----- INPUT DATA -----

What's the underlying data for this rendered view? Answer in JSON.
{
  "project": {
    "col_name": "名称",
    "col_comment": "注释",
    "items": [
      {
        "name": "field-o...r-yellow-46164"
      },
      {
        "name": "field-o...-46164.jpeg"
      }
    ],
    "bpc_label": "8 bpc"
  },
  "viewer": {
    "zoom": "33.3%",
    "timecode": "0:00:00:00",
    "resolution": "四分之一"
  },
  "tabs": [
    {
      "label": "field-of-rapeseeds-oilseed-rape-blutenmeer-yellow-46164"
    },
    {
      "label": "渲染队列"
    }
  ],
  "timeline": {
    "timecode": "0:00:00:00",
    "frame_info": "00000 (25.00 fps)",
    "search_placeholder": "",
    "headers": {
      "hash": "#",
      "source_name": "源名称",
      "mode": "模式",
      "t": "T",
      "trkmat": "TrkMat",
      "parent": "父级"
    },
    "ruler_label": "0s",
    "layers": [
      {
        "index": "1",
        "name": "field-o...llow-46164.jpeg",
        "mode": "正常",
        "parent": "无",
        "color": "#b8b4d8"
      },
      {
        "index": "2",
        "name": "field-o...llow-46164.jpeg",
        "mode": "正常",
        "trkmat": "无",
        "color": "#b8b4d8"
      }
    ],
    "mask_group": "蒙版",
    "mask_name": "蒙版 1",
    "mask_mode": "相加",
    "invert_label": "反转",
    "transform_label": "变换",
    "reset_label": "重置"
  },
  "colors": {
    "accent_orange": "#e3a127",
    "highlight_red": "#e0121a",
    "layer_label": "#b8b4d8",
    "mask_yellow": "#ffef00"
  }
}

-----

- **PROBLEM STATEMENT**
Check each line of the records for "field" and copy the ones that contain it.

- **TASK RESPONSE**
        "name": "field-o...r-yellow-46164"
        "name": "field-o...-46164.jpeg"
      "label": "field-of-rapeseeds-oilseed-rape-blutenmeer-yellow-46164"
        "name": "field-o...llow-46164.jpeg",
        "name": "field-o...llow-46164.jpeg",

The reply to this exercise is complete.